The reject waters of digesters in Finland have an interesting marketing potential for NPHarvest-technique. The amount of biogas plants has increased over the last decade: in 2017 total amount of 330 000 tons of sludge or organic waste was digested. Reject water was produced over 5 million cubic meters. Approximately 60 % of the reject water was produced in digesters attached to waste water treatment plants and 30 % in biogas plants. In addition to reject water nitrogen rich liquid wastes are produced also in composting plants. Also, water originating in active landfill sites have high nitrogen content. It is common to circulate water in landfill sites back to the site which decreases the liquid volume but increases concentrations. After the landfill site closes the concentrations decrease however. Furthermore, not depositing organic waste in landfill sites further decreases nitrogen concentration in seeping waters.

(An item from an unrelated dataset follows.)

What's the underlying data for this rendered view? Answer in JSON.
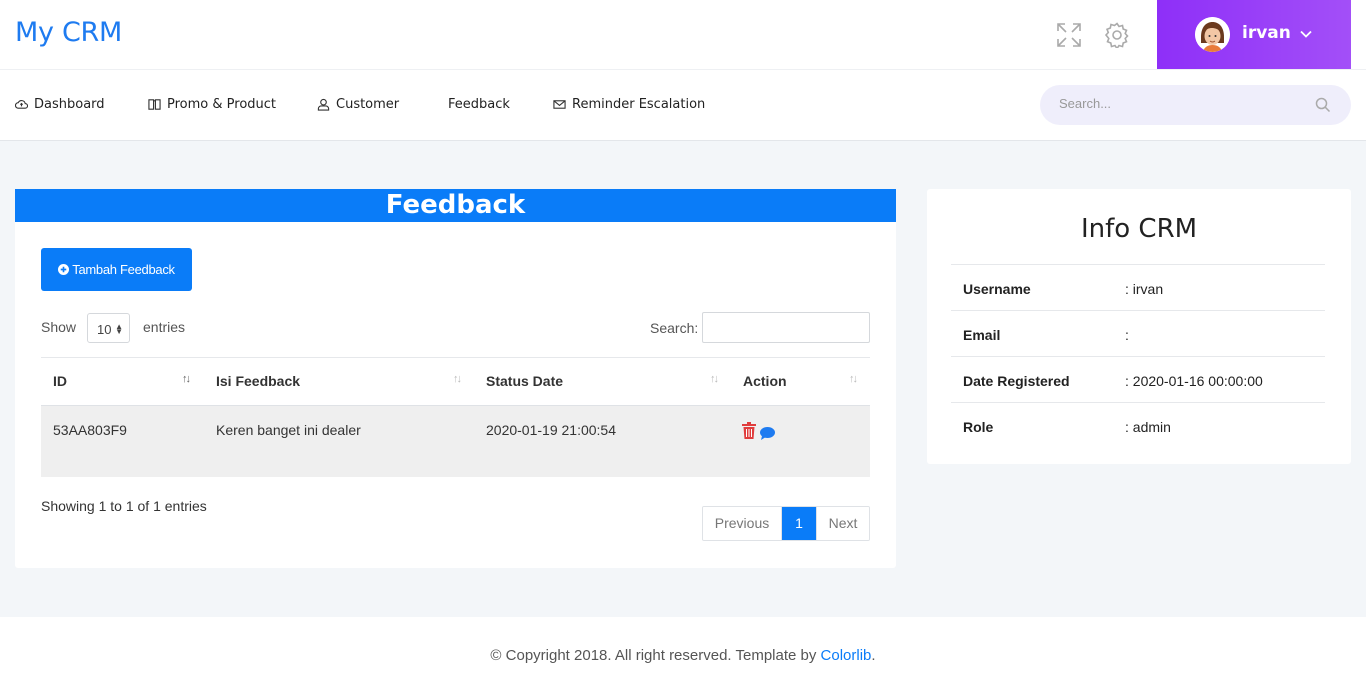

Based on an inquiry sent to several wastewater treatment plants and biogas plants it is clear that nitrogen load in reject water and finding a suitable treatment method are the most common factors affecting sludge treatment process in WWTPs because the reject water is usually sent back to the beginning of the process. In biogas plants, the reject water is pre-treated to reduce N, P, NH4, suspended solids and BOD. After that, it is sent to a WWTP to be further treated as wastewater. Based on this is may be concluded that there indeed is a need for a process such as ours.
Optimization tests were run with a lab scale pilot plant. The reject water tested came from HSY (Helsingin seudun ympäristöpalvelut, Environmental services for Helsinki area) Viikinmäki waste water treatment plant and HSY Ämmässuo biogas plant. For this phase, hydraulic retention time, acid circulation rate and concentration as well as membrane thickness were optimized for the reactor. HRT wise the harvesting efficiency increases linearly between 2 and 12 hours. Based on retention time tests a correlation curve with membrane surface area was drawn. By adding membrane surface area, it is possible to decrease retention time without harvesting efficiency going down. Membrane thickness did not have any significant effect on harvesting efficiency. Results regarding the composting waters were similar to digester water results. Sulphuric acid and phosphoric acid work equally well.
Number of runs
Acid flow (l/h)
Acid flow optimization
Reject water pH optimization
Different acid type
Composting plant reject tests
The process has been tested in lab scale with urea and reject water. Produced substances are commercial-like white powder. From left to right: commercial ammonium sulfate, ammonium sulfate produced from urea, ammonium phosphate produced from reject water and solid phosphate compound.
Results are as follows:
- The recovery efficiency improved linearly between 2 to 8-hour hydraulic retention time (HRT)
60 % recovery efficiency was reached in 8 hours
- Optimal acid circulation rate was determined to be 300 l/h/m2 related to reactor membrane surface area.
- The efficiency was also affected by the pH of the reject water.
Higher pH -> better efficiency
- Membrane thickness and acid type did not have any significant impact on harvesting efficiency.